Provided information Block Start

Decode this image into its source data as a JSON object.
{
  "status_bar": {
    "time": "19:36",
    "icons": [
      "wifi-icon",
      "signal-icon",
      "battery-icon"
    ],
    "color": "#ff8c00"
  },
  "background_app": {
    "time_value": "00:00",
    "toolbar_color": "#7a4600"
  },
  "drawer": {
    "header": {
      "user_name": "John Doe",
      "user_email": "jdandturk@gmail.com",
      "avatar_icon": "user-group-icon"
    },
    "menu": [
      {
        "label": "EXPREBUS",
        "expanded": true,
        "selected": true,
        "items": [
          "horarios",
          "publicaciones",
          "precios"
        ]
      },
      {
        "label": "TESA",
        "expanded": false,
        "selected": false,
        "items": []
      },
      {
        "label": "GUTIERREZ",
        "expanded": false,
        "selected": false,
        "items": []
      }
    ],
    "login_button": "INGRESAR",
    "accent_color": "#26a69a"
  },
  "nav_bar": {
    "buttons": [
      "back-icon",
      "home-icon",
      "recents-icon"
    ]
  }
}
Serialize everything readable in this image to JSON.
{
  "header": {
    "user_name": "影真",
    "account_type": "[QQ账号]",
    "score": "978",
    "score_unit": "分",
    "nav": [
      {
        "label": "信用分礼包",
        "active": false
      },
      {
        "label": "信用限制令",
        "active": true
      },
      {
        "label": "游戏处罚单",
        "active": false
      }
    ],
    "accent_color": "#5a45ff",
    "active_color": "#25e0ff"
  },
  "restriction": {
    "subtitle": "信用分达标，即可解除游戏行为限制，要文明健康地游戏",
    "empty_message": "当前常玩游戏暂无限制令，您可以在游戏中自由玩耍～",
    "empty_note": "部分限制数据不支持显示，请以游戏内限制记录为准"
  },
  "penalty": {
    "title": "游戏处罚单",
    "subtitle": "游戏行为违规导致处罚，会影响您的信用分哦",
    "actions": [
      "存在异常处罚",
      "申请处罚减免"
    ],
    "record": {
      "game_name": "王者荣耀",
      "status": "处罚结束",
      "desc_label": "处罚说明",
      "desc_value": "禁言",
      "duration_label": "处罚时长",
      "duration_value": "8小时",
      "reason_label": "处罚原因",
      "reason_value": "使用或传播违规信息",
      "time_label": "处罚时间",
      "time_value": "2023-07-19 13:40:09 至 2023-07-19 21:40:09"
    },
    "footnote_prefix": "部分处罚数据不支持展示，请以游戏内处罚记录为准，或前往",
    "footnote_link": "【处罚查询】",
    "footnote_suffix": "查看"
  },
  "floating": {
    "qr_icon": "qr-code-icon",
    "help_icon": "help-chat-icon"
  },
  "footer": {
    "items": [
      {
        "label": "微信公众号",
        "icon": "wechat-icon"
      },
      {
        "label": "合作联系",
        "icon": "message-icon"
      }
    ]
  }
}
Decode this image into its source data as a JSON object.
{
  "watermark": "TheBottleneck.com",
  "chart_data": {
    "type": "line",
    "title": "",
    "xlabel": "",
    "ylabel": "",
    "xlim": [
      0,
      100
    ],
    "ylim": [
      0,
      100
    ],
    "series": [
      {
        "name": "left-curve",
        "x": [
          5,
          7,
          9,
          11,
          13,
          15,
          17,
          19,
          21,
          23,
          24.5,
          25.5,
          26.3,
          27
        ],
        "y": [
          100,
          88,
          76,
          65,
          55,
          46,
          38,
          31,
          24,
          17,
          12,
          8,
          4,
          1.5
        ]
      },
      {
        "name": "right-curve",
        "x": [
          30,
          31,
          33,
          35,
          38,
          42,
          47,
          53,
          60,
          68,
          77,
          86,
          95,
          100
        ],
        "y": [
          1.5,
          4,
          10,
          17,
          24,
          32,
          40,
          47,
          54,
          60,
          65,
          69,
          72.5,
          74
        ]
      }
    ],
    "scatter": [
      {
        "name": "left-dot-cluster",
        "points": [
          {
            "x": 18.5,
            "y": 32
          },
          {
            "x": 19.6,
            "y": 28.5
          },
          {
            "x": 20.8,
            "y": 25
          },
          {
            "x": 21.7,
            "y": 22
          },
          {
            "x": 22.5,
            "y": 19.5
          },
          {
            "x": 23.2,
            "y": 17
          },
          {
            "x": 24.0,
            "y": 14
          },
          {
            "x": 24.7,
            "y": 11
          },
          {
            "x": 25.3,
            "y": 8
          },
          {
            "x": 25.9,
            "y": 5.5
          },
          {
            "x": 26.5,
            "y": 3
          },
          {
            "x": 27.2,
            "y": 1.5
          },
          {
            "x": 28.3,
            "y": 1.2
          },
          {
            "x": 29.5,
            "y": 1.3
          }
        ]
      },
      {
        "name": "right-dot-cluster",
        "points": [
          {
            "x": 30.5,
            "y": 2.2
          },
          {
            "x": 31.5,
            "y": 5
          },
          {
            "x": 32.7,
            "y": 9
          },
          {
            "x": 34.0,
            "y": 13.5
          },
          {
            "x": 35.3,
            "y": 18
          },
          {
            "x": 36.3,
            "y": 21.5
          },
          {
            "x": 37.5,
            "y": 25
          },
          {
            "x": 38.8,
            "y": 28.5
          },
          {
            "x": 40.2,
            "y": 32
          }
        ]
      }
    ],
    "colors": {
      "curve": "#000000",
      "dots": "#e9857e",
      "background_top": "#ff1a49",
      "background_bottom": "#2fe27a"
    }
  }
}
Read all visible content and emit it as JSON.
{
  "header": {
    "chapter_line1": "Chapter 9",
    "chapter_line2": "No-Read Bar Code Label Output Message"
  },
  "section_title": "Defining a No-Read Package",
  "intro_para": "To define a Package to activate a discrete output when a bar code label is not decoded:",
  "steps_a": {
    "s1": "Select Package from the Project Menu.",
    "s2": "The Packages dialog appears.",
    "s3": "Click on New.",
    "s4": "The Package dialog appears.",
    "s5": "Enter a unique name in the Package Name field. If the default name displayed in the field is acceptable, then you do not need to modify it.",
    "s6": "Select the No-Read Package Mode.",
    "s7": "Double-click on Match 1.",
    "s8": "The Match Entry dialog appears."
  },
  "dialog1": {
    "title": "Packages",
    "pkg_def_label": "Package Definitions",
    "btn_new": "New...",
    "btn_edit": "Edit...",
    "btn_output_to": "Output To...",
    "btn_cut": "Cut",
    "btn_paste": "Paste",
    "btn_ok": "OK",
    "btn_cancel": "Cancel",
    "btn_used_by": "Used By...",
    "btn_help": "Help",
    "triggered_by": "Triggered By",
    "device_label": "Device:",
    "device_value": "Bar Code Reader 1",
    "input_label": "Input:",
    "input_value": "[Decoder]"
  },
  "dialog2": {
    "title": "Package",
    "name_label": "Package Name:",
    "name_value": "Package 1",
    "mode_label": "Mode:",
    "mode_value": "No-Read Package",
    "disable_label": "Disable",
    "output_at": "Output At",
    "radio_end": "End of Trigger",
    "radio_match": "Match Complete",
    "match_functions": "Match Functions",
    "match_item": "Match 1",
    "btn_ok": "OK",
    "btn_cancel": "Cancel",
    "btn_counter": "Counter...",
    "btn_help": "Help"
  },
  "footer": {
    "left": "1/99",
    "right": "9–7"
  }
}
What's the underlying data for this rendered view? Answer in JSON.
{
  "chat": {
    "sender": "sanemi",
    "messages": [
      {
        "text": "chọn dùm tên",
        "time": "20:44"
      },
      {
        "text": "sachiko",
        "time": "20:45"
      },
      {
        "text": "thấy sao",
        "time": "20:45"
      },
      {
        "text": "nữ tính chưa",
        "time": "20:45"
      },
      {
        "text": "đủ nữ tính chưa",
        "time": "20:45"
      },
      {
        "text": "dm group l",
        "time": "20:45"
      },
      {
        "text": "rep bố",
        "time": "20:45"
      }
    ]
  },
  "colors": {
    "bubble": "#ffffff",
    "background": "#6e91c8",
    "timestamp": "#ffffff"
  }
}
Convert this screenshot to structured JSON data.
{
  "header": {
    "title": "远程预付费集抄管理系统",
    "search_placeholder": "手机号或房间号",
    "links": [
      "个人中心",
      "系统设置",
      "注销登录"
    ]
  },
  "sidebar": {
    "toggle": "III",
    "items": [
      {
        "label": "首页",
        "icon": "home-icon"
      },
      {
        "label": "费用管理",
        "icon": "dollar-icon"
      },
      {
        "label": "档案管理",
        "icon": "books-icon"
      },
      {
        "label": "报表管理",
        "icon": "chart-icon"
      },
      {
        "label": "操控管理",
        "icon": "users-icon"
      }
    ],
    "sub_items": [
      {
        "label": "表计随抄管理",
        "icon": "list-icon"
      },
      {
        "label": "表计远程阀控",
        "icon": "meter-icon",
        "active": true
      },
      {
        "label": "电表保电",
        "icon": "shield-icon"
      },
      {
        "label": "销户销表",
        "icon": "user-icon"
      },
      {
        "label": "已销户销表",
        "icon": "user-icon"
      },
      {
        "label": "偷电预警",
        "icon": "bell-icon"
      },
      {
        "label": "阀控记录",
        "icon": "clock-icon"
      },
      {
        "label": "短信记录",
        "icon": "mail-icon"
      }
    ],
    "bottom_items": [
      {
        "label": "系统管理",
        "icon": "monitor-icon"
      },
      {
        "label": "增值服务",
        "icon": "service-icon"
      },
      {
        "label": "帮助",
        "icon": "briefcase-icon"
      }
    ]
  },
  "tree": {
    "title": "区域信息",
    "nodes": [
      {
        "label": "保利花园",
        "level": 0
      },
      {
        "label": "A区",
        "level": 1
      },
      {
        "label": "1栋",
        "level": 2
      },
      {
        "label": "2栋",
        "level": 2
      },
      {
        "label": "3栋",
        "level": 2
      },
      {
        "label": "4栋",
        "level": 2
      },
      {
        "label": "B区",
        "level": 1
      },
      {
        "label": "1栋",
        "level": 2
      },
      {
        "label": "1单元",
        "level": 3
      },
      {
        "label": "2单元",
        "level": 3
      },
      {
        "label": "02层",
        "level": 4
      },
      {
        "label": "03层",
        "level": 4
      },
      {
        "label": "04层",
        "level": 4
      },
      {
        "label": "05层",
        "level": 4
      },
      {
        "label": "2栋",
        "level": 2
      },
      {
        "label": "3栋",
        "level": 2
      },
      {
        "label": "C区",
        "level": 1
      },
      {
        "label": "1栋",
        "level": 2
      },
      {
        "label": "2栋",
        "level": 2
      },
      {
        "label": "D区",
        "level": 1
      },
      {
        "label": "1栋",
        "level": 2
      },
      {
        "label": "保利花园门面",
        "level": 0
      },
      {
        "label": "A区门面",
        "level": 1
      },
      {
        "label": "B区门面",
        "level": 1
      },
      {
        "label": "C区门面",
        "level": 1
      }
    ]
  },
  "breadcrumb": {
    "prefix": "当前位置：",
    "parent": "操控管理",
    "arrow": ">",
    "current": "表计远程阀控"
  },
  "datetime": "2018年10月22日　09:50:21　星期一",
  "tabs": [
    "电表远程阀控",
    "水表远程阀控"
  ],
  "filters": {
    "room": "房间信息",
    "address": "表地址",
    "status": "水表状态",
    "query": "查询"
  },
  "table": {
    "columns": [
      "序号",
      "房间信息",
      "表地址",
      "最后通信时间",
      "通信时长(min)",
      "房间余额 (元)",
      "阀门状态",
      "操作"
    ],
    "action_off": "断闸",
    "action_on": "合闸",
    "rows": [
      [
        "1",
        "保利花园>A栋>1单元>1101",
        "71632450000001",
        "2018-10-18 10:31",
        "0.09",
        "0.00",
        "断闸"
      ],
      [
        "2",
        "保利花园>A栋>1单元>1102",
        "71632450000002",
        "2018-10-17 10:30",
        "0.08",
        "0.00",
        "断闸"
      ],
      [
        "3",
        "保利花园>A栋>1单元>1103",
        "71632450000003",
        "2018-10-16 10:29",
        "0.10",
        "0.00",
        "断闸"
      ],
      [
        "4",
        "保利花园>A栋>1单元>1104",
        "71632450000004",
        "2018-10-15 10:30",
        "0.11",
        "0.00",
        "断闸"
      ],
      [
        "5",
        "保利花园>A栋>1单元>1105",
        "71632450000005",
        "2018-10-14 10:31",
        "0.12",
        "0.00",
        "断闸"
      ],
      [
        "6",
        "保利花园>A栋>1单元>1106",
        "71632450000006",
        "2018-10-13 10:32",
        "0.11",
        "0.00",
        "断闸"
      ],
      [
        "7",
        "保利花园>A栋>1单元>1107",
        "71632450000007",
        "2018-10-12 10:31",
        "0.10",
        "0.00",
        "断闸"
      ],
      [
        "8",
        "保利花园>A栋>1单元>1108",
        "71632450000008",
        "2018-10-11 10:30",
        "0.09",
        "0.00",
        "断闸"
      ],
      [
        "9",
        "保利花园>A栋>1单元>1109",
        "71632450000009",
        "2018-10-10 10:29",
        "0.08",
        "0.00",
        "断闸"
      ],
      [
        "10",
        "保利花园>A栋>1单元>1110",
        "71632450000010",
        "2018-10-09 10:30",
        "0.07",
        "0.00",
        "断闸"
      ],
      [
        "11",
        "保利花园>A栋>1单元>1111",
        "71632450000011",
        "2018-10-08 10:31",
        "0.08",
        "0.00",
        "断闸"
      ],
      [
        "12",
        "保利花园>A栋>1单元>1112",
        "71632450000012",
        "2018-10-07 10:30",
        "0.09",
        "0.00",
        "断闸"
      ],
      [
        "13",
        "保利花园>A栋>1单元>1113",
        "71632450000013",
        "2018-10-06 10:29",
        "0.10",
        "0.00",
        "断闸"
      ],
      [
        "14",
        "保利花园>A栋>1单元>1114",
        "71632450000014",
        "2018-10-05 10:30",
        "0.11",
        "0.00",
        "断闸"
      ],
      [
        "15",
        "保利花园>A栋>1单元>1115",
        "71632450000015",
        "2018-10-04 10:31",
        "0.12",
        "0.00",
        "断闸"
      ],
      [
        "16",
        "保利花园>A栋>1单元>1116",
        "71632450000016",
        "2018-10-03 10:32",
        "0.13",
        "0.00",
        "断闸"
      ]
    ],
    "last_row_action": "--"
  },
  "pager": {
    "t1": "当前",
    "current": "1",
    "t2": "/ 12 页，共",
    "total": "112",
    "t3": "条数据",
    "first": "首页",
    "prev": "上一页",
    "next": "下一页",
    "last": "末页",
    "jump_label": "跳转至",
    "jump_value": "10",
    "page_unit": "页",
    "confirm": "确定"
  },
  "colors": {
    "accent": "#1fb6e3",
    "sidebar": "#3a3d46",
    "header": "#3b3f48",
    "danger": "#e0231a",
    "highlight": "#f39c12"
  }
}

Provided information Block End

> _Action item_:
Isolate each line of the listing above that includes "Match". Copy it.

> _Exercise result_:
    "s7": "Double-click on Match 1.",
    "s8": "The Match Entry dialog appears."
    "radio_match": "Match Complete",
    "match_functions": "Match Functions",
    "match_item": "Match 1",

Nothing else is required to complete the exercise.